**Instructions for the task**
Write each record again exactly as it stands.

**Dataset content**
Content starts
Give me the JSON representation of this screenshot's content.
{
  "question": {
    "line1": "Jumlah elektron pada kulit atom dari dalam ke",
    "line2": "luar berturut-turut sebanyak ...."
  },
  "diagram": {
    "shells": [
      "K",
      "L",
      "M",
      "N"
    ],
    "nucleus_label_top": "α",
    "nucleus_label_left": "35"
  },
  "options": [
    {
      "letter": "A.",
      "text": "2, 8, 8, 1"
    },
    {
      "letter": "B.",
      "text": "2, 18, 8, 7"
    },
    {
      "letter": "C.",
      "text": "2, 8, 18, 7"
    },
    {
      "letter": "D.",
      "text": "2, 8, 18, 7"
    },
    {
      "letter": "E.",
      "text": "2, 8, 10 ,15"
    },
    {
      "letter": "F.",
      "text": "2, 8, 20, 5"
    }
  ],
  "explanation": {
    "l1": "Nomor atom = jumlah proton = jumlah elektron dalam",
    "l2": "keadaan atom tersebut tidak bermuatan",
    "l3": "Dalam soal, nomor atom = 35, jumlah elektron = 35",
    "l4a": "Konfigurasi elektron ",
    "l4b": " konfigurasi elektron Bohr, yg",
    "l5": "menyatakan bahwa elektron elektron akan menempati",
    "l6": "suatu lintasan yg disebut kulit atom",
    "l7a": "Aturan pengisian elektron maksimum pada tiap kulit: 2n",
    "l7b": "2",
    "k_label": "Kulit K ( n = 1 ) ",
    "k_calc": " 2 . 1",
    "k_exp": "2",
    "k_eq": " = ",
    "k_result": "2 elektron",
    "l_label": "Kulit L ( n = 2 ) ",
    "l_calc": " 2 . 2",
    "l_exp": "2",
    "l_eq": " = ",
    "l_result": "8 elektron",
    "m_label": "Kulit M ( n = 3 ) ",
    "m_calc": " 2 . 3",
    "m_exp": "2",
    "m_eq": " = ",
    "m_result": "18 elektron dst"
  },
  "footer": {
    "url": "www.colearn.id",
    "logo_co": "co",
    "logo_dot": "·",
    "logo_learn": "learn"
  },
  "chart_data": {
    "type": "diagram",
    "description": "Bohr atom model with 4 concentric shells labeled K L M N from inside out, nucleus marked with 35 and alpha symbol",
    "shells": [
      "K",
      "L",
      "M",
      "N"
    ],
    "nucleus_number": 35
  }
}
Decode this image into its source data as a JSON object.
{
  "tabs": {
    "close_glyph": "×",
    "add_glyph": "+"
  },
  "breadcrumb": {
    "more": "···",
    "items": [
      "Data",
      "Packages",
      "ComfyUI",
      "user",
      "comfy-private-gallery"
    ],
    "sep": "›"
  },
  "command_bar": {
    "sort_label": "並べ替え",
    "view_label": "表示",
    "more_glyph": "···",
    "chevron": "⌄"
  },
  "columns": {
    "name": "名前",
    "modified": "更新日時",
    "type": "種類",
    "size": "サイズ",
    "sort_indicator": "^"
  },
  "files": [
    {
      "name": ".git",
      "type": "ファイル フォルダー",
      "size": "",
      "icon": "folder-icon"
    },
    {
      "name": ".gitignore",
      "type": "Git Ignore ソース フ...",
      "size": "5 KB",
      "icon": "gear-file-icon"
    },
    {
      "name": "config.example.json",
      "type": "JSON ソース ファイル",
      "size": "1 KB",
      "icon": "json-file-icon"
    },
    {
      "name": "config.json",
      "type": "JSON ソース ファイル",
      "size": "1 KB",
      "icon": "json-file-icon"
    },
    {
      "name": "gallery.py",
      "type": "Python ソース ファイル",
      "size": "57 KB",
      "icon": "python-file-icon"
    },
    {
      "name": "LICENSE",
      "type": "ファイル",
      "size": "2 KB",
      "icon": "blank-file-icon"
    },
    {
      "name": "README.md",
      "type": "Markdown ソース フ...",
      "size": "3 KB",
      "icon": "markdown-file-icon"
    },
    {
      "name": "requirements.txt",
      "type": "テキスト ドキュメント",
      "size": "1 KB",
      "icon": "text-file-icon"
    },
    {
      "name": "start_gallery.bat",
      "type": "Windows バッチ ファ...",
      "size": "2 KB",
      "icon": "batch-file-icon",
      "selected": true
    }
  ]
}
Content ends
**Task response**
Give me the JSON representation of this screenshot's content.
{
  "question": {
    "line1": "Jumlah elektron pada kulit atom dari dalam ke",
    "line2": "luar berturut-turut sebanyak ...."
  },
  "diagram": {
    "shells": [
      "K",
      "L",
      "M",
      "N"
    ],
    "nucleus_label_top": "α",
    "nucleus_label_left": "35"
  },
  "options": [
    {
      "letter": "A.",
      "text": "2, 8, 8, 1"
    },
    {
      "letter": "B.",
      "text": "2, 18, 8, 7"
    },
    {
      "letter": "C.",
      "text": "2, 8, 18, 7"
    },
    {
      "letter": "D.",
      "text": "2, 8, 18, 7"
    },
    {
      "letter": "E.",
      "text": "2, 8, 10 ,15"
    },
    {
      "letter": "F.",
      "text": "2, 8, 20, 5"
    }
  ],
  "explanation": {
    "l1": "Nomor atom = jumlah proton = jumlah elektron dalam",
    "l2": "keadaan atom tersebut tidak bermuatan",
    "l3": "Dalam soal, nomor atom = 35, jumlah elektron = 35",
    "l4a": "Konfigurasi elektron ",
    "l4b": " konfigurasi elektron Bohr, yg",
    "l5": "menyatakan bahwa elektron elektron akan menempati",
    "l6": "suatu lintasan yg disebut kulit atom",
    "l7a": "Aturan pengisian elektron maksimum pada tiap kulit: 2n",
    "l7b": "2",
    "k_label": "Kulit K ( n = 1 ) ",
    "k_calc": " 2 . 1",
    "k_exp": "2",
    "k_eq": " = ",
    "k_result": "2 elektron",
    "l_label": "Kulit L ( n = 2 ) ",
    "l_calc": " 2 . 2",
    "l_exp": "2",
    "l_eq": " = ",
    "l_result": "8 elektron",
    "m_label": "Kulit M ( n = 3 ) ",
    "m_calc": " 2 . 3",
    "m_exp": "2",
    "m_eq": " = ",
    "m_result": "18 elektron dst"
  },
  "footer": {
    "url": "www.colearn.id",
    "logo_co": "co",
    "logo_dot": "·",
    "logo_learn": "learn"
  },
  "chart_data": {
    "type": "diagram",
    "description": "Bohr atom model with 4 concentric shells labeled K L M N from inside out, nucleus marked with 35 and alpha symbol",
    "shells": [
      "K",
      "L",
      "M",
      "N"
    ],
    "nucleus_number": 35
  }
}
Decode this image into its source data as a JSON object.
{
  "tabs": {
    "close_glyph": "×",
    "add_glyph": "+"
  },
  "breadcrumb": {
    "more": "···",
    "items": [
      "Data",
      "Packages",
      "ComfyUI",
      "user",
      "comfy-private-gallery"
    ],
    "sep": "›"
  },
  "command_bar": {
    "sort_label": "並べ替え",
    "view_label": "表示",
    "more_glyph": "···",
    "chevron": "⌄"
  },
  "columns": {
    "name": "名前",
    "modified": "更新日時",
    "type": "種類",
    "size": "サイズ",
    "sort_indicator": "^"
  },
  "files": [
    {
      "name": ".git",
      "type": "ファイル フォルダー",
      "size": "",
      "icon": "folder-icon"
    },
    {
      "name": ".gitignore",
      "type": "Git Ignore ソース フ...",
      "size": "5 KB",
      "icon": "gear-file-icon"
    },
    {
      "name": "config.example.json",
      "type": "JSON ソース ファイル",
      "size": "1 KB",
      "icon": "json-file-icon"
    },
    {
      "name": "config.json",
      "type": "JSON ソース ファイル",
      "size": "1 KB",
      "icon": "json-file-icon"
    },
    {
      "name": "gallery.py",
      "type": "Python ソース ファイル",
      "size": "57 KB",
      "icon": "python-file-icon"
    },
    {
      "name": "LICENSE",
      "type": "ファイル",
      "size": "2 KB",
      "icon": "blank-file-icon"
    },
    {
      "name": "README.md",
      "type": "Markdown ソース フ...",
      "size": "3 KB",
      "icon": "markdown-file-icon"
    },
    {
      "name": "requirements.txt",
      "type": "テキスト ドキュメント",
      "size": "1 KB",
      "icon": "text-file-icon"
    },
    {
      "name": "start_gallery.bat",
      "type": "Windows バッチ ファ...",
      "size": "2 KB",
      "icon": "batch-file-icon",
      "selected": true
    }
  ]
}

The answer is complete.